▼▼▼
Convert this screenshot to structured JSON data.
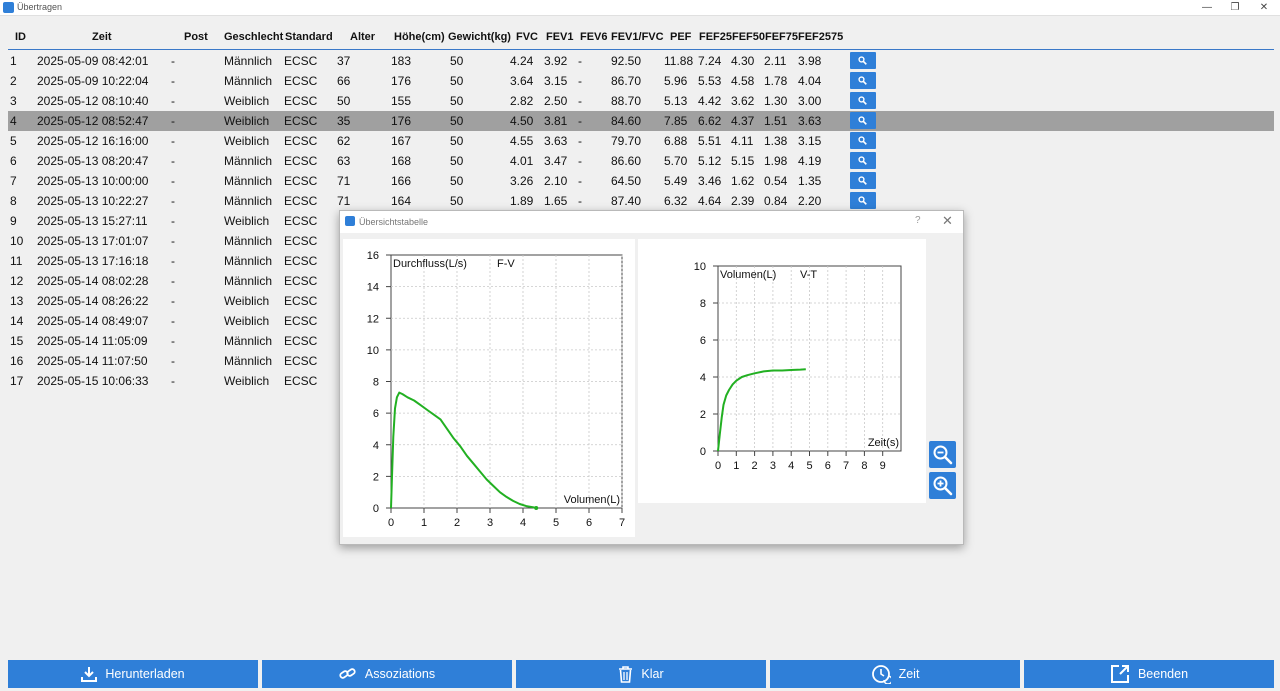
{
  "window": {
    "title": "Übertragen",
    "minimize": "—",
    "restore": "❐",
    "close": "✕"
  },
  "table": {
    "headers": [
      "ID",
      "Zeit",
      "Post",
      "Geschlecht",
      "Standard",
      "Alter",
      "Höhe(cm)",
      "Gewicht(kg)",
      "FVC",
      "FEV1",
      "FEV6",
      "FEV1/FVC",
      "PEF",
      "FEF25",
      "FEF50",
      "FEF75",
      "FEF2575"
    ],
    "selected_row": 3,
    "rows": [
      [
        "1",
        "2025-05-09 08:42:01",
        "-",
        "Männlich",
        "ECSC",
        "37",
        "183",
        "50",
        "4.24",
        "3.92",
        "-",
        "92.50",
        "11.88",
        "7.24",
        "4.30",
        "2.11",
        "3.98"
      ],
      [
        "2",
        "2025-05-09 10:22:04",
        "-",
        "Männlich",
        "ECSC",
        "66",
        "176",
        "50",
        "3.64",
        "3.15",
        "-",
        "86.70",
        "5.96",
        "5.53",
        "4.58",
        "1.78",
        "4.04"
      ],
      [
        "3",
        "2025-05-12 08:10:40",
        "-",
        "Weiblich",
        "ECSC",
        "50",
        "155",
        "50",
        "2.82",
        "2.50",
        "-",
        "88.70",
        "5.13",
        "4.42",
        "3.62",
        "1.30",
        "3.00"
      ],
      [
        "4",
        "2025-05-12 08:52:47",
        "-",
        "Weiblich",
        "ECSC",
        "35",
        "176",
        "50",
        "4.50",
        "3.81",
        "-",
        "84.60",
        "7.85",
        "6.62",
        "4.37",
        "1.51",
        "3.63"
      ],
      [
        "5",
        "2025-05-12 16:16:00",
        "-",
        "Weiblich",
        "ECSC",
        "62",
        "167",
        "50",
        "4.55",
        "3.63",
        "-",
        "79.70",
        "6.88",
        "5.51",
        "4.11",
        "1.38",
        "3.15"
      ],
      [
        "6",
        "2025-05-13 08:20:47",
        "-",
        "Männlich",
        "ECSC",
        "63",
        "168",
        "50",
        "4.01",
        "3.47",
        "-",
        "86.60",
        "5.70",
        "5.12",
        "5.15",
        "1.98",
        "4.19"
      ],
      [
        "7",
        "2025-05-13 10:00:00",
        "-",
        "Männlich",
        "ECSC",
        "71",
        "166",
        "50",
        "3.26",
        "2.10",
        "-",
        "64.50",
        "5.49",
        "3.46",
        "1.62",
        "0.54",
        "1.35"
      ],
      [
        "8",
        "2025-05-13 10:22:27",
        "-",
        "Männlich",
        "ECSC",
        "71",
        "164",
        "50",
        "1.89",
        "1.65",
        "-",
        "87.40",
        "6.32",
        "4.64",
        "2.39",
        "0.84",
        "2.20"
      ],
      [
        "9",
        "2025-05-13 15:27:11",
        "-",
        "Weiblich",
        "ECSC"
      ],
      [
        "10",
        "2025-05-13 17:01:07",
        "-",
        "Männlich",
        "ECSC"
      ],
      [
        "11",
        "2025-05-13 17:16:18",
        "-",
        "Männlich",
        "ECSC"
      ],
      [
        "12",
        "2025-05-14 08:02:28",
        "-",
        "Männlich",
        "ECSC"
      ],
      [
        "13",
        "2025-05-14 08:26:22",
        "-",
        "Weiblich",
        "ECSC"
      ],
      [
        "14",
        "2025-05-14 08:49:07",
        "-",
        "Weiblich",
        "ECSC"
      ],
      [
        "15",
        "2025-05-14 11:05:09",
        "-",
        "Männlich",
        "ECSC"
      ],
      [
        "16",
        "2025-05-14 11:07:50",
        "-",
        "Männlich",
        "ECSC"
      ],
      [
        "17",
        "2025-05-15 10:06:33",
        "-",
        "Weiblich",
        "ECSC"
      ]
    ]
  },
  "dialog": {
    "title": "Übersichtstabelle",
    "help": "?",
    "close": "✕"
  },
  "chart_data": [
    {
      "type": "line",
      "title": "F-V",
      "ylabel": "Durchfluss(L/s)",
      "xlabel": "Volumen(L)",
      "xlim": [
        0,
        7
      ],
      "ylim": [
        0,
        16
      ],
      "xticks": [
        0,
        1,
        2,
        3,
        4,
        5,
        6,
        7
      ],
      "yticks": [
        0,
        2,
        4,
        6,
        8,
        10,
        12,
        14,
        16
      ],
      "grid": true,
      "color": "#22b022",
      "x": [
        0.0,
        0.03,
        0.07,
        0.12,
        0.18,
        0.25,
        0.35,
        0.5,
        0.7,
        0.9,
        1.1,
        1.3,
        1.5,
        1.7,
        1.9,
        2.1,
        2.3,
        2.5,
        2.7,
        2.9,
        3.1,
        3.3,
        3.5,
        3.7,
        3.9,
        4.1,
        4.3,
        4.4
      ],
      "y": [
        0.0,
        2.0,
        4.5,
        6.3,
        7.0,
        7.3,
        7.2,
        7.0,
        6.8,
        6.5,
        6.2,
        5.9,
        5.6,
        5.0,
        4.4,
        3.9,
        3.3,
        2.8,
        2.3,
        1.8,
        1.4,
        1.0,
        0.7,
        0.45,
        0.25,
        0.12,
        0.05,
        0.0
      ]
    },
    {
      "type": "line",
      "title": "V-T",
      "ylabel": "Volumen(L)",
      "xlabel": "Zeit(s)",
      "xlim": [
        0,
        10
      ],
      "ylim": [
        0,
        10
      ],
      "xticks": [
        0,
        1,
        2,
        3,
        4,
        5,
        6,
        7,
        8,
        9
      ],
      "yticks": [
        0,
        2,
        4,
        6,
        8,
        10
      ],
      "grid": true,
      "color": "#22b022",
      "x": [
        0.0,
        0.1,
        0.2,
        0.3,
        0.45,
        0.6,
        0.8,
        1.0,
        1.3,
        1.6,
        2.0,
        2.5,
        3.0,
        3.5,
        4.0,
        4.5,
        4.8
      ],
      "y": [
        0.0,
        0.9,
        1.8,
        2.5,
        3.0,
        3.3,
        3.6,
        3.8,
        4.0,
        4.1,
        4.2,
        4.3,
        4.35,
        4.35,
        4.38,
        4.4,
        4.42
      ]
    }
  ],
  "bottom_bar": {
    "download": "Herunterladen",
    "assoc": "Assoziations",
    "clear": "Klar",
    "time": "Zeit",
    "exit": "Beenden"
  }
}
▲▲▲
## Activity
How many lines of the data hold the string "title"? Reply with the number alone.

## Answer section
4